As a lecturer at UEA and an engaging blogger, George Szirtes has the potential to be an influential figure for an up-and-coming generation of poets (who canâ€™t be called the New Generation or the Next Generation, because both names are already taken). Szirtes will be guest-editing this summerâ€™s issue of Poetry Review, and thereâ€™ll be plenty of admirers wishing he could take the job on a more permanent basis. He arrived in England after the Hungarian Revolution of 1956, and has been involved with both British and Hungarian writing (translating LÃ¡szlÃ³ Krasznahorkaiâ€™s prose, along with several anthologies of contemporary Hungarian poetry). Szirtes is another poet best described as versatile, capable of writing both a sonnet on the demise of Woolworths and a lengthy â€˜meditation on the love and hatred of knowledge.â€™

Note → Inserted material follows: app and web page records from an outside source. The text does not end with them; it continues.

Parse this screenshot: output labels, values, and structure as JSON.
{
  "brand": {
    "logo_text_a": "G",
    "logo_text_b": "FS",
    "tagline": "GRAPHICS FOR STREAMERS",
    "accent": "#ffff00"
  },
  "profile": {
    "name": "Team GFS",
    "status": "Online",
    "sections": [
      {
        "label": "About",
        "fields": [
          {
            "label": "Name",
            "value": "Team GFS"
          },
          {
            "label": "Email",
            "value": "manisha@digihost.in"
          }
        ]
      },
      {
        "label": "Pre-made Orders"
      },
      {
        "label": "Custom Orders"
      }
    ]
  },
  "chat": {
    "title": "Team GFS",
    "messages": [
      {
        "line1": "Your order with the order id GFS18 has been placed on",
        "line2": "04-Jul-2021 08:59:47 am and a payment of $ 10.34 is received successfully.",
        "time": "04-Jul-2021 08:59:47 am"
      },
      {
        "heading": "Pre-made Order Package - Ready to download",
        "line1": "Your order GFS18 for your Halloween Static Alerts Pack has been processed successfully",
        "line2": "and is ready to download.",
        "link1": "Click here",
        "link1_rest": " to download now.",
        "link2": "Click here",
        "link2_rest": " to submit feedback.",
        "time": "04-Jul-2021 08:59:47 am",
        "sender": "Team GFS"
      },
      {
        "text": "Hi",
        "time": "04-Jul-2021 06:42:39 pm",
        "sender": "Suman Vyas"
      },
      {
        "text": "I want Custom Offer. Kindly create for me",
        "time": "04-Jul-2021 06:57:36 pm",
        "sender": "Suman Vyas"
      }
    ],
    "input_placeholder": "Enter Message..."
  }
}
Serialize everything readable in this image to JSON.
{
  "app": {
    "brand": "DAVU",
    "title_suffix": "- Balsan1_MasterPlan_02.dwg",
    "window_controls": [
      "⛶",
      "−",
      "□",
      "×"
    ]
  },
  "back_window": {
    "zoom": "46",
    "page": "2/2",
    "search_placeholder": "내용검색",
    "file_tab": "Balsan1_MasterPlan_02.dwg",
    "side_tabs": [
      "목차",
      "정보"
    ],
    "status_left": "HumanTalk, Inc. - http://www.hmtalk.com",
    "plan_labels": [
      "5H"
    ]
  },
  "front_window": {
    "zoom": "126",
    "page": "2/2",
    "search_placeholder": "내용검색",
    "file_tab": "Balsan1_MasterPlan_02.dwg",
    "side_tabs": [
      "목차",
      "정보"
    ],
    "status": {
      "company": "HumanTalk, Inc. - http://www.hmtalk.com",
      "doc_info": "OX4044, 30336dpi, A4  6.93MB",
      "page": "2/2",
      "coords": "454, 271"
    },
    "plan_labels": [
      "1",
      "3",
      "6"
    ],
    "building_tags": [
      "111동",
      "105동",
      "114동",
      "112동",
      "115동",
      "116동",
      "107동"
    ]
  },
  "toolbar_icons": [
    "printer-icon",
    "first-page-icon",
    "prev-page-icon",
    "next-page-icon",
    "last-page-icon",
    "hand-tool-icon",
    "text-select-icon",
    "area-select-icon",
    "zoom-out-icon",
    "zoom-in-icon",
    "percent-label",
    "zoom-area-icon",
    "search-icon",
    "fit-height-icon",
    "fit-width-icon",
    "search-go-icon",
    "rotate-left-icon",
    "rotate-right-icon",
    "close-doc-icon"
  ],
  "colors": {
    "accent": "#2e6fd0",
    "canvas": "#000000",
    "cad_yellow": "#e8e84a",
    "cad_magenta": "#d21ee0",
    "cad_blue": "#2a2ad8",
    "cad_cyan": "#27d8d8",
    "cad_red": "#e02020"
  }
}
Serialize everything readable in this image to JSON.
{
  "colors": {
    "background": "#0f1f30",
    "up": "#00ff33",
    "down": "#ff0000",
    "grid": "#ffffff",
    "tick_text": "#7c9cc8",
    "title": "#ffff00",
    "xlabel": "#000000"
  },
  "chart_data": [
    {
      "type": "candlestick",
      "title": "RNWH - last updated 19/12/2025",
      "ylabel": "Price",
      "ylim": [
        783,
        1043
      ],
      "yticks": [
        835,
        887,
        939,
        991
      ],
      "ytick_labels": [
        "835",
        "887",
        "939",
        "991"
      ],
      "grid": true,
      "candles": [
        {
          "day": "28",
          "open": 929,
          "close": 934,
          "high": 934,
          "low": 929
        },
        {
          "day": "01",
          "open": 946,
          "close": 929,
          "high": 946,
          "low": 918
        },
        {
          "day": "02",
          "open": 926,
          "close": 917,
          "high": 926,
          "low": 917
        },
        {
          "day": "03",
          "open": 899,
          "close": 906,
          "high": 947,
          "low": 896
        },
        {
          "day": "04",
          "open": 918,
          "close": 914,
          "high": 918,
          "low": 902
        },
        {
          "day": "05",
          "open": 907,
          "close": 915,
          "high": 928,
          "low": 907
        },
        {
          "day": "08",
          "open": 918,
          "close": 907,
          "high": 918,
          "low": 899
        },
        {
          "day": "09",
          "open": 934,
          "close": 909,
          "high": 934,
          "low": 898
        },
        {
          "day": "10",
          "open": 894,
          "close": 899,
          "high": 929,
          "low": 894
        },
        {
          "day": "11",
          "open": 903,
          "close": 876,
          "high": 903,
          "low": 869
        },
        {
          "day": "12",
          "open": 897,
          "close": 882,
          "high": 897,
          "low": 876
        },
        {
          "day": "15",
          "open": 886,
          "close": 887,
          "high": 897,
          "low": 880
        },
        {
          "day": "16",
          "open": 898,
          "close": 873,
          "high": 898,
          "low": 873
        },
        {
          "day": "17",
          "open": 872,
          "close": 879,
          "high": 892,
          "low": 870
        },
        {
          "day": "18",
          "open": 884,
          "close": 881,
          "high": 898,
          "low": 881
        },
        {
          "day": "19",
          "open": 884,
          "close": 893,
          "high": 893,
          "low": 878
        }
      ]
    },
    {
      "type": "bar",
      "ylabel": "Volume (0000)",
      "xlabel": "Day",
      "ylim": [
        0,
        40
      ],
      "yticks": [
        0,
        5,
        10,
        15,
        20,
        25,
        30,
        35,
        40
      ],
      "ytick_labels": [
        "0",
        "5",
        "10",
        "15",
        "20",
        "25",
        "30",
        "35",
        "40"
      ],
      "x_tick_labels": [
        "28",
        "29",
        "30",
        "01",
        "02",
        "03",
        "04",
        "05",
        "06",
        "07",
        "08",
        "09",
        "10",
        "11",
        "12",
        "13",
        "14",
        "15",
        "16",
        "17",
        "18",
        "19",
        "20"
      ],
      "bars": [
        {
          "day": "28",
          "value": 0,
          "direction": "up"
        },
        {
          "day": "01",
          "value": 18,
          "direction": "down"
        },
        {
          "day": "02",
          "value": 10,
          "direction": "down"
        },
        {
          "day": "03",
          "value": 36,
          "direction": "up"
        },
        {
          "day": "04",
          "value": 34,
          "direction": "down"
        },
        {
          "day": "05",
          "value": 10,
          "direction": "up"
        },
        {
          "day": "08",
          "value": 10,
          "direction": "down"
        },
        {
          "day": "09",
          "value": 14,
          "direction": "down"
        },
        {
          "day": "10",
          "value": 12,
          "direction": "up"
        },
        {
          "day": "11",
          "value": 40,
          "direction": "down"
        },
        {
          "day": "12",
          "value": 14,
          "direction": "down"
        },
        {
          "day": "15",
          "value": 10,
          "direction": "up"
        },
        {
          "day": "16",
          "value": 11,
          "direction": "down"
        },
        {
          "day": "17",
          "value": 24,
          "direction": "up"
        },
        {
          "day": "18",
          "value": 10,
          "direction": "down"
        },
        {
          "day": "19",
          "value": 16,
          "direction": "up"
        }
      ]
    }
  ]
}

Go and read: Preston North End (since weâ€™re loosely on the subject of football)
=14. CiarÃ¡n Carson (135 points)
Last seasonâ€™s ranking: =29
Since 2007: Shortlisted for the Costa Prize for Poetry and the T. S. Eliot Prize. Hasnâ€™t published in any of the â€˜big threeâ€™ magazines, but has been reviewed in all three.
I first encountered CiarÃ¡n Carson as the (at times shockingly vernacular) translator of Danteâ€™s Inferno, only later coming to know him as one of the best contemporary Irish poets. His breakthrough collection was The Irish for No, published in 1987. In long, CK Williams-esque lines, Carson wrote unflinchingly about â€˜the Troublesâ€™ and his native Belfast. His fascination with language sometimes brings Joyce to mind, although Paul Muldoonâ€™s work would perhaps be a more obvious point of reference. Carson is the director of the Seamus Heaney Centre for Poetry at Queenâ€™s University â€” any readers whoâ€™ve been paying attention might spot a link to SinÃ©ad Morrissey.
Go and read: Belfast Confetti